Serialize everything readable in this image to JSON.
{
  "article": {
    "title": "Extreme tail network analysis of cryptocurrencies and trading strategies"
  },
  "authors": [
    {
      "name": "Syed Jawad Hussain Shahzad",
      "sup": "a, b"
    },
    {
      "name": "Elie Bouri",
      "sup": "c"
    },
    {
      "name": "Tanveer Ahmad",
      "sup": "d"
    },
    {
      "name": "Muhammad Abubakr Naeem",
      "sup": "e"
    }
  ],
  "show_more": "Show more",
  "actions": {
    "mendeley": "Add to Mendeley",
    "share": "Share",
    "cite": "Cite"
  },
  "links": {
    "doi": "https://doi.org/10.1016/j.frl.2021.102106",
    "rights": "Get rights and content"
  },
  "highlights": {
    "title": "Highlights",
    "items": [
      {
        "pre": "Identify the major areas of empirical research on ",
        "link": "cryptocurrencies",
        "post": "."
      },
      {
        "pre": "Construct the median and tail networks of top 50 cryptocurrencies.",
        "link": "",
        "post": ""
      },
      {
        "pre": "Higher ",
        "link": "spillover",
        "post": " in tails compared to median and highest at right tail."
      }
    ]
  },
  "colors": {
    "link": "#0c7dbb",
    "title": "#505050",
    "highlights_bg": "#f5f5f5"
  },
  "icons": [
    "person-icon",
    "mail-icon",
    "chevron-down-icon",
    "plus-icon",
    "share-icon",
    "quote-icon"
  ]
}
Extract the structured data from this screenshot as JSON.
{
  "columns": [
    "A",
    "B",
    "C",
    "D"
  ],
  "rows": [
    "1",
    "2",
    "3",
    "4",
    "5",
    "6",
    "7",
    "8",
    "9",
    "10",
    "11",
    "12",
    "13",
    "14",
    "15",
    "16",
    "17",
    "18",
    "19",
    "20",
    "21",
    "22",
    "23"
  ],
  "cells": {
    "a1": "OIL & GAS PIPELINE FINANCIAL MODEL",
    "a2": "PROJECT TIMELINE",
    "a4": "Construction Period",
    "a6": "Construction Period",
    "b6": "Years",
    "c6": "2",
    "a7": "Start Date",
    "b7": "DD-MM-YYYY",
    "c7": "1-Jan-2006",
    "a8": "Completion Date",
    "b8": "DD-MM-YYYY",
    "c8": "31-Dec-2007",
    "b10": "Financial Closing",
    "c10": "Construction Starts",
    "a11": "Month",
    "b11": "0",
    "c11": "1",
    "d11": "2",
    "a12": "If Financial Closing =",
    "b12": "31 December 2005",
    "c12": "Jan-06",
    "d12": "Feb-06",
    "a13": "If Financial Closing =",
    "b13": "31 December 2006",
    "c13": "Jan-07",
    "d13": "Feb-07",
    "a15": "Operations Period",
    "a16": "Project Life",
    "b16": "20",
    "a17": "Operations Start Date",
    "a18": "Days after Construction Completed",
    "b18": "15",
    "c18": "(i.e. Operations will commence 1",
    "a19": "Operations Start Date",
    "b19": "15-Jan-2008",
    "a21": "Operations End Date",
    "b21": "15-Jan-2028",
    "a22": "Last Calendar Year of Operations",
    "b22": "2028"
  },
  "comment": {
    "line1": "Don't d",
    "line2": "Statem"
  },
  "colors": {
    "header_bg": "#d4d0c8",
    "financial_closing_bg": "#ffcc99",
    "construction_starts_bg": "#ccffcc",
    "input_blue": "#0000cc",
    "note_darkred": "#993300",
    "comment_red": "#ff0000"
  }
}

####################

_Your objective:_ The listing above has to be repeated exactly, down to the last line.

_Exercise answer:_
Serialize everything readable in this image to JSON.
{
  "article": {
    "title": "Extreme tail network analysis of cryptocurrencies and trading strategies"
  },
  "authors": [
    {
      "name": "Syed Jawad Hussain Shahzad",
      "sup": "a, b"
    },
    {
      "name": "Elie Bouri",
      "sup": "c"
    },
    {
      "name": "Tanveer Ahmad",
      "sup": "d"
    },
    {
      "name": "Muhammad Abubakr Naeem",
      "sup": "e"
    }
  ],
  "show_more": "Show more",
  "actions": {
    "mendeley": "Add to Mendeley",
    "share": "Share",
    "cite": "Cite"
  },
  "links": {
    "doi": "https://doi.org/10.1016/j.frl.2021.102106",
    "rights": "Get rights and content"
  },
  "highlights": {
    "title": "Highlights",
    "items": [
      {
        "pre": "Identify the major areas of empirical research on ",
        "link": "cryptocurrencies",
        "post": "."
      },
      {
        "pre": "Construct the median and tail networks of top 50 cryptocurrencies.",
        "link": "",
        "post": ""
      },
      {
        "pre": "Higher ",
        "link": "spillover",
        "post": " in tails compared to median and highest at right tail."
      }
    ]
  },
  "colors": {
    "link": "#0c7dbb",
    "title": "#505050",
    "highlights_bg": "#f5f5f5"
  },
  "icons": [
    "person-icon",
    "mail-icon",
    "chevron-down-icon",
    "plus-icon",
    "share-icon",
    "quote-icon"
  ]
}
Extract the structured data from this screenshot as JSON.
{
  "columns": [
    "A",
    "B",
    "C",
    "D"
  ],
  "rows": [
    "1",
    "2",
    "3",
    "4",
    "5",
    "6",
    "7",
    "8",
    "9",
    "10",
    "11",
    "12",
    "13",
    "14",
    "15",
    "16",
    "17",
    "18",
    "19",
    "20",
    "21",
    "22",
    "23"
  ],
  "cells": {
    "a1": "OIL & GAS PIPELINE FINANCIAL MODEL",
    "a2": "PROJECT TIMELINE",
    "a4": "Construction Period",
    "a6": "Construction Period",
    "b6": "Years",
    "c6": "2",
    "a7": "Start Date",
    "b7": "DD-MM-YYYY",
    "c7": "1-Jan-2006",
    "a8": "Completion Date",
    "b8": "DD-MM-YYYY",
    "c8": "31-Dec-2007",
    "b10": "Financial Closing",
    "c10": "Construction Starts",
    "a11": "Month",
    "b11": "0",
    "c11": "1",
    "d11": "2",
    "a12": "If Financial Closing =",
    "b12": "31 December 2005",
    "c12": "Jan-06",
    "d12": "Feb-06",
    "a13": "If Financial Closing =",
    "b13": "31 December 2006",
    "c13": "Jan-07",
    "d13": "Feb-07",
    "a15": "Operations Period",
    "a16": "Project Life",
    "b16": "20",
    "a17": "Operations Start Date",
    "a18": "Days after Construction Completed",
    "b18": "15",
    "c18": "(i.e. Operations will commence 1",
    "a19": "Operations Start Date",
    "b19": "15-Jan-2008",
    "a21": "Operations End Date",
    "b21": "15-Jan-2028",
    "a22": "Last Calendar Year of Operations",
    "b22": "2028"
  },
  "comment": {
    "line1": "Don't d",
    "line2": "Statem"
  },
  "colors": {
    "header_bg": "#d4d0c8",
    "financial_closing_bg": "#ffcc99",
    "construction_starts_bg": "#ccffcc",
    "input_blue": "#0000cc",
    "note_darkred": "#993300",
    "comment_red": "#ff0000"
  }
}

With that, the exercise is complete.